**What you should do:** The answer is a number and only a number: how many lines of the data include the string "Shift"?
(The data Opens)
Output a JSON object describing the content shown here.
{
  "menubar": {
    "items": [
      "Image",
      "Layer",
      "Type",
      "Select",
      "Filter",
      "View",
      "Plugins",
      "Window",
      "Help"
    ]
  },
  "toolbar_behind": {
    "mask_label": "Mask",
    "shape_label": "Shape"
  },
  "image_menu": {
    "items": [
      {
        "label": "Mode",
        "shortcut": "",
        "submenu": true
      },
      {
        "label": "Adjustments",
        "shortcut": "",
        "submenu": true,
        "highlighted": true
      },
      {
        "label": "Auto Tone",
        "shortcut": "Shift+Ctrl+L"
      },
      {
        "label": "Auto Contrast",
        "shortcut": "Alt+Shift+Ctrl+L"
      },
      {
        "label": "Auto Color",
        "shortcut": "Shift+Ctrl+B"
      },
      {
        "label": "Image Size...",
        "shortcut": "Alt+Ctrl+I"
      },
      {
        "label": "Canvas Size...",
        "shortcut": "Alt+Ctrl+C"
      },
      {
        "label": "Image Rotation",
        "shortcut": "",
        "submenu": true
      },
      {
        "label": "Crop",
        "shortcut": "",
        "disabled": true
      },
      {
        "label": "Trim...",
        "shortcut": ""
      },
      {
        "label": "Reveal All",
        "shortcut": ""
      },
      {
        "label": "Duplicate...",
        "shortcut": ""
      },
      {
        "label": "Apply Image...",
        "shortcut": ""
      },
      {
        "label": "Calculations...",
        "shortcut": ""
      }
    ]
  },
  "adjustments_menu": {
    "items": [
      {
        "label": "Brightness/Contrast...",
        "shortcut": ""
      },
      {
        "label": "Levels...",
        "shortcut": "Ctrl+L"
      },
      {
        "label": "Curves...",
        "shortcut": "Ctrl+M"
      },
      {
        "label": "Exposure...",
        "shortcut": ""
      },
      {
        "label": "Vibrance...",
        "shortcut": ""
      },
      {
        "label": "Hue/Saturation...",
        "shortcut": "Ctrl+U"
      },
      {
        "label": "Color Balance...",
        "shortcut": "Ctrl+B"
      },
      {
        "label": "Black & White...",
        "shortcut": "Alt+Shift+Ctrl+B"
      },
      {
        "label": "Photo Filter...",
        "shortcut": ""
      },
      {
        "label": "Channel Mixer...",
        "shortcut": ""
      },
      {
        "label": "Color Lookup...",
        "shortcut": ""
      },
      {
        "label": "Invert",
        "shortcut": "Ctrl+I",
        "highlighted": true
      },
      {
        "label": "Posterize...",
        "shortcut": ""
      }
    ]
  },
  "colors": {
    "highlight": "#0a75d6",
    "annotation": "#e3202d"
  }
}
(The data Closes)
**Exercise response:** 4